**Work to complete:** Find the count of lines in the material below that include the word "author". State nothing but that number.

::::::::::

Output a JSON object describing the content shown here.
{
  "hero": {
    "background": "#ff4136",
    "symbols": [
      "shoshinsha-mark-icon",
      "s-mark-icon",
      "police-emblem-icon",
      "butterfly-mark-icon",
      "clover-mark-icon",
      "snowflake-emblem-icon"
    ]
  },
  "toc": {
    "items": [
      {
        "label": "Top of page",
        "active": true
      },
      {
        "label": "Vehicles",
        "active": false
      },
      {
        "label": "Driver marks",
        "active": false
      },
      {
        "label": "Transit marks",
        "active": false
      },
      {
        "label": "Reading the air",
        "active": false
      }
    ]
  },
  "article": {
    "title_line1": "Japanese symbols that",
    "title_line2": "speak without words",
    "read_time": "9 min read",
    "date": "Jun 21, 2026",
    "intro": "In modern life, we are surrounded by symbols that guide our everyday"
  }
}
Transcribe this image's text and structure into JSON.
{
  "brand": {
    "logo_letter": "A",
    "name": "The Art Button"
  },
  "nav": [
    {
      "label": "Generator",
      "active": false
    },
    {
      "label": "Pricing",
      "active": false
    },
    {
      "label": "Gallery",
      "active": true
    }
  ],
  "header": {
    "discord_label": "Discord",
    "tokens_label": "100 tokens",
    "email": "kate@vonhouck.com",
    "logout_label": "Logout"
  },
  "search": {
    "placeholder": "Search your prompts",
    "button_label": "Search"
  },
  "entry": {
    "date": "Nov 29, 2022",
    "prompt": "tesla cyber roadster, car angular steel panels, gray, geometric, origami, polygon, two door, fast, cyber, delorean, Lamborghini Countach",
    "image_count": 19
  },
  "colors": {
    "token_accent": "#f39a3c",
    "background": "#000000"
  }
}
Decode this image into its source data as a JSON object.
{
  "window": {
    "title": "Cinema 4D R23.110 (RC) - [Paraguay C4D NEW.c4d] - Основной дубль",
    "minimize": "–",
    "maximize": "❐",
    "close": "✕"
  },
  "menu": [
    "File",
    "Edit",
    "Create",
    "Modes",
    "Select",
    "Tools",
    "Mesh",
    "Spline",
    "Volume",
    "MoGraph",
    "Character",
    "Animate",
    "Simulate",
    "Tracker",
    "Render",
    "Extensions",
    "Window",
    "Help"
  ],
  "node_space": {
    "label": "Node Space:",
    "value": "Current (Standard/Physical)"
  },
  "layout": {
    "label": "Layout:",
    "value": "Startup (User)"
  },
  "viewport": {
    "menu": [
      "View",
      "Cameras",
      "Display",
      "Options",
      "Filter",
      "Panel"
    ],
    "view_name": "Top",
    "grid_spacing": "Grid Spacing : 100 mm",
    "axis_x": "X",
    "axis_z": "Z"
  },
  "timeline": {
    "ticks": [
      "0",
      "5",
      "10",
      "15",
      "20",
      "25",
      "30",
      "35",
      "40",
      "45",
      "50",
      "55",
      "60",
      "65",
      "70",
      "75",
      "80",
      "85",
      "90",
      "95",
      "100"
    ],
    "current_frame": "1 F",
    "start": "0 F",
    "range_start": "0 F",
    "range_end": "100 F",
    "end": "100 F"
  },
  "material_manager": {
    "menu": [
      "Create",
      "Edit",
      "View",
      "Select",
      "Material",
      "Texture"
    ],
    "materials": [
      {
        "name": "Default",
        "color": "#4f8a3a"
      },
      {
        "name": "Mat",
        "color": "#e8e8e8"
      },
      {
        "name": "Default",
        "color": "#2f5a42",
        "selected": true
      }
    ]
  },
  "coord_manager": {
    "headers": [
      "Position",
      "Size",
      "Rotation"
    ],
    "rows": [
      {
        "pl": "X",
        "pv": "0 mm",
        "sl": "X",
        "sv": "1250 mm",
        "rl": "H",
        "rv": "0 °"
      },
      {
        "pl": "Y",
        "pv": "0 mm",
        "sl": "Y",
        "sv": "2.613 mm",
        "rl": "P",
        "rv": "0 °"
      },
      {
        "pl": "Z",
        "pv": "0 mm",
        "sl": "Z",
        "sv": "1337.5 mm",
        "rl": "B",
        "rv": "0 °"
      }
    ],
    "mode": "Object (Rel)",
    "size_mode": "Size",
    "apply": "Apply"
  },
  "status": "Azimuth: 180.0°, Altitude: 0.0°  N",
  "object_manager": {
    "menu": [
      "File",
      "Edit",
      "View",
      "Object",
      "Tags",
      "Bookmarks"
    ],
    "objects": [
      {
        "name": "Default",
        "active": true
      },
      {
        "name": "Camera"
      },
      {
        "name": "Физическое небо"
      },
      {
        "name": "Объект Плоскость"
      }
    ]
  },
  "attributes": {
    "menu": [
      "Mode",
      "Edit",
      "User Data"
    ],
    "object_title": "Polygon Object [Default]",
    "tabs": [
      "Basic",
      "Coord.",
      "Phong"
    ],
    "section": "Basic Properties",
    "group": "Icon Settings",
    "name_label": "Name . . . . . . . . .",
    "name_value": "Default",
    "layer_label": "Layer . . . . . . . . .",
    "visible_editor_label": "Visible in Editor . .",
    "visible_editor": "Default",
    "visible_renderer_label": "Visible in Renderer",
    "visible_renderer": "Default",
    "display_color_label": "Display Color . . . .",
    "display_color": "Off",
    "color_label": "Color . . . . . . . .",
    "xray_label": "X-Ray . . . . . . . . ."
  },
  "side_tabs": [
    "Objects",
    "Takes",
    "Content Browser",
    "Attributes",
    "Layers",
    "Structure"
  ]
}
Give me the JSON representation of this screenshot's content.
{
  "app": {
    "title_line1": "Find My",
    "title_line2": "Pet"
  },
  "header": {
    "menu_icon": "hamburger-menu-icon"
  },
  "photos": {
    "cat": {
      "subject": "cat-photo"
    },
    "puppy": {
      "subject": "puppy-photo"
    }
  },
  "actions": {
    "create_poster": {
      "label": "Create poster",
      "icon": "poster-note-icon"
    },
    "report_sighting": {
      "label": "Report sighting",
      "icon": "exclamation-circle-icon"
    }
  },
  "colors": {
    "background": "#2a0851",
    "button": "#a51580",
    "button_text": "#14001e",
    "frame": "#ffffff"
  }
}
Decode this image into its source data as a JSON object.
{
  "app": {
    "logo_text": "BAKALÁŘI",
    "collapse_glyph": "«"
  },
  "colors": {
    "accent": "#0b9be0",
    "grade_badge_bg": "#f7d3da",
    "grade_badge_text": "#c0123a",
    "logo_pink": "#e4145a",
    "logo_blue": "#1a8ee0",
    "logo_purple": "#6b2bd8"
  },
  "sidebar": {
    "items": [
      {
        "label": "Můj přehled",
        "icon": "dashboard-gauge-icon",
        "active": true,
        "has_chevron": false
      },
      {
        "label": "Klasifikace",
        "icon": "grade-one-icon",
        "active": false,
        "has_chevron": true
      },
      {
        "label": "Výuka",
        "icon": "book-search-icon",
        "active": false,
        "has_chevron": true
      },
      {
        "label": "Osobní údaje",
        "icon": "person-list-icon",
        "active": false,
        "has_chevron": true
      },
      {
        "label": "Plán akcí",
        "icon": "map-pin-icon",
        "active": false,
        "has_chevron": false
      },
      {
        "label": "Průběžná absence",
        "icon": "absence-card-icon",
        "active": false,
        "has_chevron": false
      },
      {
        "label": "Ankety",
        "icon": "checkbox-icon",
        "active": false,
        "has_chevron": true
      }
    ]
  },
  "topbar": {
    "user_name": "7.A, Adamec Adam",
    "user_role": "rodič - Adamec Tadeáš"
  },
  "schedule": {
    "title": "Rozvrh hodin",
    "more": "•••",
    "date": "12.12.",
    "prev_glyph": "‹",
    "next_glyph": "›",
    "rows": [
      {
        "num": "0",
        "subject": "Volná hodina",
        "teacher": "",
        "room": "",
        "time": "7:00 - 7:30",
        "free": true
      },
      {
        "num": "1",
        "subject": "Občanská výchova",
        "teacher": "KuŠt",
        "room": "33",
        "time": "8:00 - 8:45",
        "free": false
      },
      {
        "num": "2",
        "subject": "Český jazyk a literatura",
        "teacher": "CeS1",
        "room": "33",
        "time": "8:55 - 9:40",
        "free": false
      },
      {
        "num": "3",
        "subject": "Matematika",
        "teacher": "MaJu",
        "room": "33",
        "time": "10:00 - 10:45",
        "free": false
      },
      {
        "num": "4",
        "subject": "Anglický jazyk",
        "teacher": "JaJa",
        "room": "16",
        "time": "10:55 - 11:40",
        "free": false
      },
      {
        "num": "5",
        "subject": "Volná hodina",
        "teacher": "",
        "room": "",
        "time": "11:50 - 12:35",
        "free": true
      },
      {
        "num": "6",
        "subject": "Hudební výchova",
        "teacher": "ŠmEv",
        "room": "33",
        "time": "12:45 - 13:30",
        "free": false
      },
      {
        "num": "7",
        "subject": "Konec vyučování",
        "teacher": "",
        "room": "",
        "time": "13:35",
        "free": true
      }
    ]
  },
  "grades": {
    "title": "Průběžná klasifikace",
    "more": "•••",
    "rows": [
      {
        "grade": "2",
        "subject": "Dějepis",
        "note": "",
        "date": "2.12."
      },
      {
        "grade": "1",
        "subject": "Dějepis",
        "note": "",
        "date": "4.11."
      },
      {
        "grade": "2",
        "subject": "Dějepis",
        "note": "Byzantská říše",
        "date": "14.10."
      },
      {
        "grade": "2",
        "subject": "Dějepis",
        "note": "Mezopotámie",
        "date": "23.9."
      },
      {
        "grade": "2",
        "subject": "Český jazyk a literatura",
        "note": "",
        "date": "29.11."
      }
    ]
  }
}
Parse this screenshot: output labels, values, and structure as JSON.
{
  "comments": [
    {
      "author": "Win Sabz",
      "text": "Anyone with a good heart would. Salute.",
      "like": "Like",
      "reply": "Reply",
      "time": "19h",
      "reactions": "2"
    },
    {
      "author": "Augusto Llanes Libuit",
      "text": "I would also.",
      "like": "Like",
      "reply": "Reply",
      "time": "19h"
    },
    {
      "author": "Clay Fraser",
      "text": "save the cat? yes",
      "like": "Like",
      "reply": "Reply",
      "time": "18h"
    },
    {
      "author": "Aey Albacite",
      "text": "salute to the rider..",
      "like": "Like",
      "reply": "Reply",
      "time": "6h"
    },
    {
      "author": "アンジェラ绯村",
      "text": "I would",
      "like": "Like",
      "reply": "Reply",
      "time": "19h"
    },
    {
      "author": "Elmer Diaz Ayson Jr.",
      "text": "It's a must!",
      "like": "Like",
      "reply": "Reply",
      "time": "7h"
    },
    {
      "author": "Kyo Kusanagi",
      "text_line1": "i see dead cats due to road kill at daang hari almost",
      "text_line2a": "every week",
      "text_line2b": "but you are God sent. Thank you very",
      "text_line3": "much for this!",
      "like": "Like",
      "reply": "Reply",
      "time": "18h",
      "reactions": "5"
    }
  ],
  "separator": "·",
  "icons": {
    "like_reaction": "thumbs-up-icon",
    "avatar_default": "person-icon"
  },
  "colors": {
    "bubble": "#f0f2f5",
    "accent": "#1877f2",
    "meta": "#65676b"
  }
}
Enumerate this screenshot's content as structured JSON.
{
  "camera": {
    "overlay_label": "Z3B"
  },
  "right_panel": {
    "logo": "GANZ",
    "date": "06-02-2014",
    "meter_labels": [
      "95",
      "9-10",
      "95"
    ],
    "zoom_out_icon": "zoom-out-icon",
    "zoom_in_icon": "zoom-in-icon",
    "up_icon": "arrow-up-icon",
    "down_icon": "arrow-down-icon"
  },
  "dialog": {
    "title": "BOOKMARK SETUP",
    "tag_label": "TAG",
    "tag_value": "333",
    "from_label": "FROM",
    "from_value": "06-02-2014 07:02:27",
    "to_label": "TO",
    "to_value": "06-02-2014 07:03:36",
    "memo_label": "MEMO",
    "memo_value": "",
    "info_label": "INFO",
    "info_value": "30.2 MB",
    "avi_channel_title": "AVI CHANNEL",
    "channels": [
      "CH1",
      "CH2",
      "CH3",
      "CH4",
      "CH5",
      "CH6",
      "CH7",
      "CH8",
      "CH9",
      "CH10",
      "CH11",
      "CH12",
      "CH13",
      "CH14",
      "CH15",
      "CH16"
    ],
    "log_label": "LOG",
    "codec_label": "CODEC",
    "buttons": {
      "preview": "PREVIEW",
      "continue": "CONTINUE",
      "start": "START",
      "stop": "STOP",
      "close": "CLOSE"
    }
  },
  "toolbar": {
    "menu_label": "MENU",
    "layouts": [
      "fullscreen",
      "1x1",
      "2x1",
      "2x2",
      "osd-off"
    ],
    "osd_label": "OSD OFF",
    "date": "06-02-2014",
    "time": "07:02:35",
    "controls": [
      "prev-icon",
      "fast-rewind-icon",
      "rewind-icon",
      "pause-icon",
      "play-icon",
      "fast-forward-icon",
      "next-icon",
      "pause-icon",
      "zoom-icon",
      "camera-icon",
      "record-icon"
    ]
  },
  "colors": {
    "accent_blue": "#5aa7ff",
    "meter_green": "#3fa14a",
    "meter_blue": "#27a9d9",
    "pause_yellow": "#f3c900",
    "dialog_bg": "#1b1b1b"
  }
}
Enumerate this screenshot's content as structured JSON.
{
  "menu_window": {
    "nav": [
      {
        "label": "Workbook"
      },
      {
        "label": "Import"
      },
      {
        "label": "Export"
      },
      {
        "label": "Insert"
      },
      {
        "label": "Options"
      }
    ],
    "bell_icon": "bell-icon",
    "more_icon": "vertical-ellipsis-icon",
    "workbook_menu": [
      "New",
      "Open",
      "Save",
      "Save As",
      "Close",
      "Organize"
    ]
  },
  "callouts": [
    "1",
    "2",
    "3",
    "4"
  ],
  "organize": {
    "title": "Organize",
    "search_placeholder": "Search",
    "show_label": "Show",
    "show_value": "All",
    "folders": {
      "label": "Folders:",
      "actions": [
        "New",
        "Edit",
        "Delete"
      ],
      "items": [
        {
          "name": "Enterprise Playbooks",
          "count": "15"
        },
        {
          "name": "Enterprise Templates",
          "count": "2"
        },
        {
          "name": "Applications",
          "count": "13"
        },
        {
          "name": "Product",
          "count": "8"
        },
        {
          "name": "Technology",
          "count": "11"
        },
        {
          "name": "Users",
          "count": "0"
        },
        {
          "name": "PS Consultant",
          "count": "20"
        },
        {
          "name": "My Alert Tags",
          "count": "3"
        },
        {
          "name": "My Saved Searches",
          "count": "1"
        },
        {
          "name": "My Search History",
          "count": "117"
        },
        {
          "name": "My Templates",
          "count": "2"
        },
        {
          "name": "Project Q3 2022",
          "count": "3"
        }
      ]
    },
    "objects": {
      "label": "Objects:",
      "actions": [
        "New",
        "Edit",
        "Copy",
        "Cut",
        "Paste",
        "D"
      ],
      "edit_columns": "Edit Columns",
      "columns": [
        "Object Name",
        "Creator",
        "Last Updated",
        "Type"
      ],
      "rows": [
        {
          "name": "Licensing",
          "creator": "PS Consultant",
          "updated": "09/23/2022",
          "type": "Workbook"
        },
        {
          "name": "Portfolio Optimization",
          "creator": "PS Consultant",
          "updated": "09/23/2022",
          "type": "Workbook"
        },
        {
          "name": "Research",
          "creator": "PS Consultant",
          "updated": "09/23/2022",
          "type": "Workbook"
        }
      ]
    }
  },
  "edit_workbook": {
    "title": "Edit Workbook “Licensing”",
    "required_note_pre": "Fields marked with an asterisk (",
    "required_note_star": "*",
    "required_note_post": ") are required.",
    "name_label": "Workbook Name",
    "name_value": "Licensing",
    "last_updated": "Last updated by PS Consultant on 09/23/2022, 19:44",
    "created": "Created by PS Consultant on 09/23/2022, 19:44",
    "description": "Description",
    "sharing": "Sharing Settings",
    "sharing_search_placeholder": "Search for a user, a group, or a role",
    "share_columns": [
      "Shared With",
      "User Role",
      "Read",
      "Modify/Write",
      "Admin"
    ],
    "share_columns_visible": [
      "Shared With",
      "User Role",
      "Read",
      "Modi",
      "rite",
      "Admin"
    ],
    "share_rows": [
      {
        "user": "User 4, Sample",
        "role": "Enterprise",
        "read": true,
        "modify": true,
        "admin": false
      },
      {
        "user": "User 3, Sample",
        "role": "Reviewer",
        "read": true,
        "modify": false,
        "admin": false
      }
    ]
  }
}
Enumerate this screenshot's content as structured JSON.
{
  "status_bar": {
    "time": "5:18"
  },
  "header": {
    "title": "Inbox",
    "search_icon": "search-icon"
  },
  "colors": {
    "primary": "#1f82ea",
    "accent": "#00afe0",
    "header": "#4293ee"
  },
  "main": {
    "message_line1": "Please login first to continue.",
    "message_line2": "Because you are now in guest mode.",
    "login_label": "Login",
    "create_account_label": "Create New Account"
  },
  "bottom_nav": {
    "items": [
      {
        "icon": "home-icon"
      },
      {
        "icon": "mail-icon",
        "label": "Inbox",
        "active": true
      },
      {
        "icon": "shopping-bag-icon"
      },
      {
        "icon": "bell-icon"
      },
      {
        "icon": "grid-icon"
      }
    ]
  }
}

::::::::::

**Response for this exercise:** 7